-- INFORMATION PROVIDED --
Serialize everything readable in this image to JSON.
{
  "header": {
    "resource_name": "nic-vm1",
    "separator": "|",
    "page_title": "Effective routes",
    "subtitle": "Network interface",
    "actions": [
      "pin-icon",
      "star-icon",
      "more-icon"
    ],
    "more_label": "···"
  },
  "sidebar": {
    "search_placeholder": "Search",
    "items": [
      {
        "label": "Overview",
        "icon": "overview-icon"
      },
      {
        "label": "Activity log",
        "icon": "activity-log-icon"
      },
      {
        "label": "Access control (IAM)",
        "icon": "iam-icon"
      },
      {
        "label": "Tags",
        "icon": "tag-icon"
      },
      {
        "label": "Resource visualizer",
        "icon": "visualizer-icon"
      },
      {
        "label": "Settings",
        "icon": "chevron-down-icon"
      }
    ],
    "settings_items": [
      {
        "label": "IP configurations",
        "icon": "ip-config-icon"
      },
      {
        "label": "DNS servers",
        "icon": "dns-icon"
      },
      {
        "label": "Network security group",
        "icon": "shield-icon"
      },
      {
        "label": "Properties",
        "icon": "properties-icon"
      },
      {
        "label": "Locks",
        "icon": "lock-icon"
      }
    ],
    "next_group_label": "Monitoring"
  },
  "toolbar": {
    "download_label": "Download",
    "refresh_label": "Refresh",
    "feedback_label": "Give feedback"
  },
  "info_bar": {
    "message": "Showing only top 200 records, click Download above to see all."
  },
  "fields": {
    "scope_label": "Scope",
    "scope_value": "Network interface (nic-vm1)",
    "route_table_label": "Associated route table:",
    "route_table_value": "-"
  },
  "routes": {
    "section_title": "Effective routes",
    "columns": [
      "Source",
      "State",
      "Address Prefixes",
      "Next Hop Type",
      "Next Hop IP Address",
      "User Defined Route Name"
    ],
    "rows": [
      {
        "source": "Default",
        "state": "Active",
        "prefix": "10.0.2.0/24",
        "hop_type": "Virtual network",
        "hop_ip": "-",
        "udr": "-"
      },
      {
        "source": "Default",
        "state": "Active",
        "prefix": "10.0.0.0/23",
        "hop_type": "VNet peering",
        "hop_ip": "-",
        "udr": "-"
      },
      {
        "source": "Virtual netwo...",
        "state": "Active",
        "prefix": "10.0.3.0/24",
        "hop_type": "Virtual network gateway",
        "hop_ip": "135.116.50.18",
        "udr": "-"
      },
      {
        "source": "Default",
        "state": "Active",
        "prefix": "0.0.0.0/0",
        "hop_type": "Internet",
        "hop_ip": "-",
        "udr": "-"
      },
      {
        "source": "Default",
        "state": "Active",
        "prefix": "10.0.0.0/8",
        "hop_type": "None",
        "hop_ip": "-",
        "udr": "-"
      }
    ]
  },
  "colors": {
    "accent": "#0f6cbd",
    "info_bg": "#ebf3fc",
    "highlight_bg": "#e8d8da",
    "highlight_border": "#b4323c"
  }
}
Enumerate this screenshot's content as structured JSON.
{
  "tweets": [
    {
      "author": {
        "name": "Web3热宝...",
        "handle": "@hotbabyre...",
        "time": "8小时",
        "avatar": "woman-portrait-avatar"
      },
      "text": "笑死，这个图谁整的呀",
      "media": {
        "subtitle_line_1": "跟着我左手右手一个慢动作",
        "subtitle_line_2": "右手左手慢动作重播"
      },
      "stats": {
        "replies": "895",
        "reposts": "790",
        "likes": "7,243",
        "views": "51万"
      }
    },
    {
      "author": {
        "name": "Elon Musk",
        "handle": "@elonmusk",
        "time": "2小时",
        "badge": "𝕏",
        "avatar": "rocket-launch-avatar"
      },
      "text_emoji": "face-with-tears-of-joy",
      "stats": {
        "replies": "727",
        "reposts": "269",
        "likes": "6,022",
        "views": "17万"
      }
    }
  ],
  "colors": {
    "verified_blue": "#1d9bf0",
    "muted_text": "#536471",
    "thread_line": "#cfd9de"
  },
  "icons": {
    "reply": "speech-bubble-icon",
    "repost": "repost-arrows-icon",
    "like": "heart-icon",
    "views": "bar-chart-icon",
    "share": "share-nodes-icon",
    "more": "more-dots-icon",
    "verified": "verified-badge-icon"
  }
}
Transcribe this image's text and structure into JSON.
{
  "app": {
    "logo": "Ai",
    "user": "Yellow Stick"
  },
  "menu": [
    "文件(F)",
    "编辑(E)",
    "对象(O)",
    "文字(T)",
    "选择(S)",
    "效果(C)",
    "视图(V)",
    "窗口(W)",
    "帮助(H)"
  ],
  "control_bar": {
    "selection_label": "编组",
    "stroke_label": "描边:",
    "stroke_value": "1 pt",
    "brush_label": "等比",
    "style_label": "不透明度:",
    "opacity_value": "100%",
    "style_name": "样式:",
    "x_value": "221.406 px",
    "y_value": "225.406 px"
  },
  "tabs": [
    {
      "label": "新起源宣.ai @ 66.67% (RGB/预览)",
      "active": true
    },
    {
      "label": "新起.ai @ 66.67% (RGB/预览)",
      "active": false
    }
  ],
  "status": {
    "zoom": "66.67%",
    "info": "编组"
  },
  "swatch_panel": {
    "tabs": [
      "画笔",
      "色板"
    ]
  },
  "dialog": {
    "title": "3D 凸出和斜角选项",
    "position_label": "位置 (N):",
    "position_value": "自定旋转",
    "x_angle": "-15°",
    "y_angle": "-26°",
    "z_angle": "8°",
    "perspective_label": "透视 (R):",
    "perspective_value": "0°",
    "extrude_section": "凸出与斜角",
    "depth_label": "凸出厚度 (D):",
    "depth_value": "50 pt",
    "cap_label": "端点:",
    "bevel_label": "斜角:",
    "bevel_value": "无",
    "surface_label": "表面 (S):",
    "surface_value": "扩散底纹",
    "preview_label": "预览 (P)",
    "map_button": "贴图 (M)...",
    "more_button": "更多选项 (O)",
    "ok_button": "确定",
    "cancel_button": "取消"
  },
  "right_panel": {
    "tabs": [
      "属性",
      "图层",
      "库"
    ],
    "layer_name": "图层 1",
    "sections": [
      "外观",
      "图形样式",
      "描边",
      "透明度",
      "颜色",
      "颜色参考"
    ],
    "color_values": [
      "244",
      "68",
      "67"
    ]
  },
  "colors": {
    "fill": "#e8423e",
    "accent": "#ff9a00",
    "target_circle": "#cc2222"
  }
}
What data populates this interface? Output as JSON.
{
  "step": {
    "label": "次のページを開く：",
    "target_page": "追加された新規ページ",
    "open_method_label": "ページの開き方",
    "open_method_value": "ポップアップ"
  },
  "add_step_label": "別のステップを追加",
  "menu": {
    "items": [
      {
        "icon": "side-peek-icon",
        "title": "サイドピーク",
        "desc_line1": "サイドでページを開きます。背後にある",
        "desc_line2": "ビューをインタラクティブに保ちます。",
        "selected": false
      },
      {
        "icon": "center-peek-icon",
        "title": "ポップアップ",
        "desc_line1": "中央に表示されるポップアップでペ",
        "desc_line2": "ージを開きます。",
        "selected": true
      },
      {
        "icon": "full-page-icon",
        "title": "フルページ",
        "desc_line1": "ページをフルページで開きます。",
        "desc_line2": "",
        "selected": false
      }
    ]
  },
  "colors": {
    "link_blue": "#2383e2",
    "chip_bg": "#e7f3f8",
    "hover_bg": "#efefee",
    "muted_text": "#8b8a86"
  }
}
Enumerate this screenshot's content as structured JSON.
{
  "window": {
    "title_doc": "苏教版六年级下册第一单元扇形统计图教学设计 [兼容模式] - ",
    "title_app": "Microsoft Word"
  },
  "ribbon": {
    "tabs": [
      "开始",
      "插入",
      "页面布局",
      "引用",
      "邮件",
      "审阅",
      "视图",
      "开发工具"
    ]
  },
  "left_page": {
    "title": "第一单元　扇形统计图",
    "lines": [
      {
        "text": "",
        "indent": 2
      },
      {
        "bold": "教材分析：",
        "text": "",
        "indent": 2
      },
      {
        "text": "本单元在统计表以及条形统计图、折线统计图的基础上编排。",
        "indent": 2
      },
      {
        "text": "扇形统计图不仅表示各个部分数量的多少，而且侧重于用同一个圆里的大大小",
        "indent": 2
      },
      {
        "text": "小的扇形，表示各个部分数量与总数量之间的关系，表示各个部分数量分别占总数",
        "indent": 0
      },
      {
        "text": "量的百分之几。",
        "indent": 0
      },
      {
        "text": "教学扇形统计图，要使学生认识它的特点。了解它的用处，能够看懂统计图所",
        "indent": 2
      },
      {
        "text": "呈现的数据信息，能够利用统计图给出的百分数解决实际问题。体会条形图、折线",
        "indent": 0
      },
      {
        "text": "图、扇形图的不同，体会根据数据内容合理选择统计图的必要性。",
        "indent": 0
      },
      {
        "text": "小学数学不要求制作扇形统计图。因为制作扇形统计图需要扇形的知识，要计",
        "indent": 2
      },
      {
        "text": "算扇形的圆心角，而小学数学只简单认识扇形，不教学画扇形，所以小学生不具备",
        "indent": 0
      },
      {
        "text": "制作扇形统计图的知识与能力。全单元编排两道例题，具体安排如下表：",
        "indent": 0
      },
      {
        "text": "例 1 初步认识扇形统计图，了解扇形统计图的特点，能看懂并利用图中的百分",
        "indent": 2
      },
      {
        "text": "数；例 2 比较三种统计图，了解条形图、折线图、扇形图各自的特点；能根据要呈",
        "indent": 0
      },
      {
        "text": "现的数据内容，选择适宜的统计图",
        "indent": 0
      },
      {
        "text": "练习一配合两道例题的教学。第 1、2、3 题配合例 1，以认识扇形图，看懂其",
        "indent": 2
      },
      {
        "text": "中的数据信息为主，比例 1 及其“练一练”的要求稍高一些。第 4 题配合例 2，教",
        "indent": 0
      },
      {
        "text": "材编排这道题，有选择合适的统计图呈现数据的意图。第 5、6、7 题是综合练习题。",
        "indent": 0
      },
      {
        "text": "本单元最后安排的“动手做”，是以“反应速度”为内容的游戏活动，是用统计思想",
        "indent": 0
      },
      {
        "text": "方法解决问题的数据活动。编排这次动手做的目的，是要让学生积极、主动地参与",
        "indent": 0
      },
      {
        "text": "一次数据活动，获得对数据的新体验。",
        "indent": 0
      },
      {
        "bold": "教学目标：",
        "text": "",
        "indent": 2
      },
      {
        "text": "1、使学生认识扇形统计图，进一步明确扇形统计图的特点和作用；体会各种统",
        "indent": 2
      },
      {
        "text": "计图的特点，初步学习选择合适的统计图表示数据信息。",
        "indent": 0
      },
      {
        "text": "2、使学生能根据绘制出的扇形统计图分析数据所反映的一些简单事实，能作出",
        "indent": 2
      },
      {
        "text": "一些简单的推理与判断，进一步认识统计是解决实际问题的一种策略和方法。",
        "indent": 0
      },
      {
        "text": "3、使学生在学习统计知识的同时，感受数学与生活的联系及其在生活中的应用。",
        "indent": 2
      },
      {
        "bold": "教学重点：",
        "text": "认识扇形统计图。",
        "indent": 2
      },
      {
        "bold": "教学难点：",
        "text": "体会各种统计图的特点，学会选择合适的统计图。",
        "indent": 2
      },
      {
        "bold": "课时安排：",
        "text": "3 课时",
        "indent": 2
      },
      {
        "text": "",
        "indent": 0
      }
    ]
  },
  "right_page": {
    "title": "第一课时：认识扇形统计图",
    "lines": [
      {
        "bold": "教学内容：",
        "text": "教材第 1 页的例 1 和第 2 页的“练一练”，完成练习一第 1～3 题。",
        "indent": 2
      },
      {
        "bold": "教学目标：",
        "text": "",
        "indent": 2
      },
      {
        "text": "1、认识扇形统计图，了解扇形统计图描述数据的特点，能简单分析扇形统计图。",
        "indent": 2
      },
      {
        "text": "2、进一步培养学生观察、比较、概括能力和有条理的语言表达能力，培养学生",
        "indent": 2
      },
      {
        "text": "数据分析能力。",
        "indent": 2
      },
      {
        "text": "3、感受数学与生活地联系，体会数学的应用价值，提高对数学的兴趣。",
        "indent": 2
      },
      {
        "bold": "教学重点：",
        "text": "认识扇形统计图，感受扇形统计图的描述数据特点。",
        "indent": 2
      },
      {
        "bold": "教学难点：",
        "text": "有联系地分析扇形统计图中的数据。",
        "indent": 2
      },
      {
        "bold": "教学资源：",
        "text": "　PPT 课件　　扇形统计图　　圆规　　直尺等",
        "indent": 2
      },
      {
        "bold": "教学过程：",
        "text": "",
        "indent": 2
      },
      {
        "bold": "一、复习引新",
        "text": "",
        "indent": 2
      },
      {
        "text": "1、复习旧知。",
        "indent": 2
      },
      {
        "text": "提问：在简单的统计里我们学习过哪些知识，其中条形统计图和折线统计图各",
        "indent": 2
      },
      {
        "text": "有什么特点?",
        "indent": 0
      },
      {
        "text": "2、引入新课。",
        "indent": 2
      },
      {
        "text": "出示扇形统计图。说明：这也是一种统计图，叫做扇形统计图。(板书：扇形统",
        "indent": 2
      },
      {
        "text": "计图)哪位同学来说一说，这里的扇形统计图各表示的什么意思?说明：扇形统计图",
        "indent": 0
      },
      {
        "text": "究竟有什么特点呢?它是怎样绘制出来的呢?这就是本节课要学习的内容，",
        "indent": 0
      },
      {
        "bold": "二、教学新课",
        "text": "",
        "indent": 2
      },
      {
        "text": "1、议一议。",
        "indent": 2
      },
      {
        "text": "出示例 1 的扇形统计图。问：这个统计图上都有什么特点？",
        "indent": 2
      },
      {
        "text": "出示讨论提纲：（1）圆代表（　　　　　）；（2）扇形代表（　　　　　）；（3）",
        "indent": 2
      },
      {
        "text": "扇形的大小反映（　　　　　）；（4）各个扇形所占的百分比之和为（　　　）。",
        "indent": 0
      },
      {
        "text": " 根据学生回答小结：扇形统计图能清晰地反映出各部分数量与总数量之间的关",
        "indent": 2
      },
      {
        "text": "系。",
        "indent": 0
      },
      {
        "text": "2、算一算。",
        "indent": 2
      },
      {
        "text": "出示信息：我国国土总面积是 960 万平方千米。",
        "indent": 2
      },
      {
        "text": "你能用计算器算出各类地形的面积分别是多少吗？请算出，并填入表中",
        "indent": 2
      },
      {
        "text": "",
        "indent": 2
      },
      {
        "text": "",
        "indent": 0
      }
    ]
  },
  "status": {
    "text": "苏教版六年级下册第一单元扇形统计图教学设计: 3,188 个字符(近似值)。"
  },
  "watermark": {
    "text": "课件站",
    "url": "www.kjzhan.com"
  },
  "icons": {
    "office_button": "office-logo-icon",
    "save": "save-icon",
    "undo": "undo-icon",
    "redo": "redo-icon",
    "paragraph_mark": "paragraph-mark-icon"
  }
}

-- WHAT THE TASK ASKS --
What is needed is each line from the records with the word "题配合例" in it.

-- RESULT OF THE EXERCISE --
        "text": "练习一配合两道例题的教学。第 1、2、3 题配合例 1，以认识扇形图，看懂其",
        "text": "中的数据信息为主，比例 1 及其“练一练”的要求稍高一些。第 4 题配合例 2，教",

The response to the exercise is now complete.